Be it Vietnam, the Persian Gulf, Somalia or any other involvement where we send men and women to fight, it's time we go beyond remembering those who die. It's time we start meeting the needs of those who made it home alive. Only then, will the scars begin to heal.
-- Dave Navarro Sr., Spring Hill
Editor: Citrus County, the Nature Coast: rolling hills, trees and wildlife abound. Plenty of open spaces, little traffic, just a wonderful place to live. This is what brought so many of us to this part of Florida to live, work and retire. We left traffic congestion, pollutionand crime for a better way of life.
After the Suncoast toll road is built, it will be too late to complain about the loss of our beautiful rural area. It will be gone forever and with it the reasons so many of us came to settle in Citrus County. Wake up, Citrus, take a good look at Spring Hill and New Port Richey. Is that what you really want happening to Citrus?

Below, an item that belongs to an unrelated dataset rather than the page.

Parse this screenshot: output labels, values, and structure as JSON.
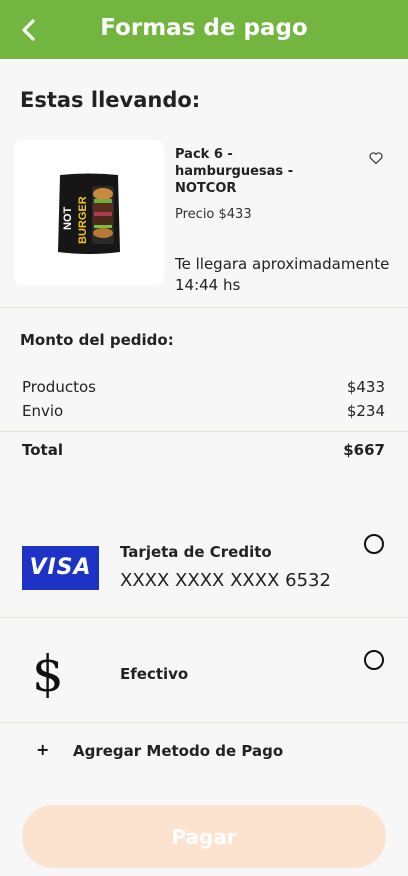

The toll road will divide Citrus County. A limited access toll road with three, possibly five, exits within a 26-mile stretch through Citrus County: I wouldn't call that limited access. Parts of this roadway will be elevated as it works its way past the front entrance of Crystal Oaks on State Road 44 in Lecanto, down Maylen Avenue, then swings left over Hajik Path, past the construction and debris landfill on County Road 486 on the east side, then crossing County Road 486 to the Pine Ridge side shortly after the entrance to Pine Ridge, where it turns and follows County Road 486 to the utility poles past the Mini Farms, working its way into Crystal River and then ending at Red Level.
What a brilliant plan: to dump traffic at Red Level, an evacuation route. This road, if built, will disrupt the lives of so many communities in its path.
When we first moved to Florida, we rented a house on Hajik Path in Lecanto. We even thought of buying the house. Thank goodness we did not because the toll road is slated to run next to the pool.
The county commissioners and business sector would have you believe that if this road is not continued from U.S. 98 to Red Level, traffic would be too heavy for our roads to handle. If a road leads to nowhere, the people won't use it, not to mention the price of traveling nowhere.
The commissioners can't wait to get this toll road built. It means more money in their paychecks because our commissioners are paid according to population. If it grows, so do their salaries.
-- Joan Kohler, Pine Ridge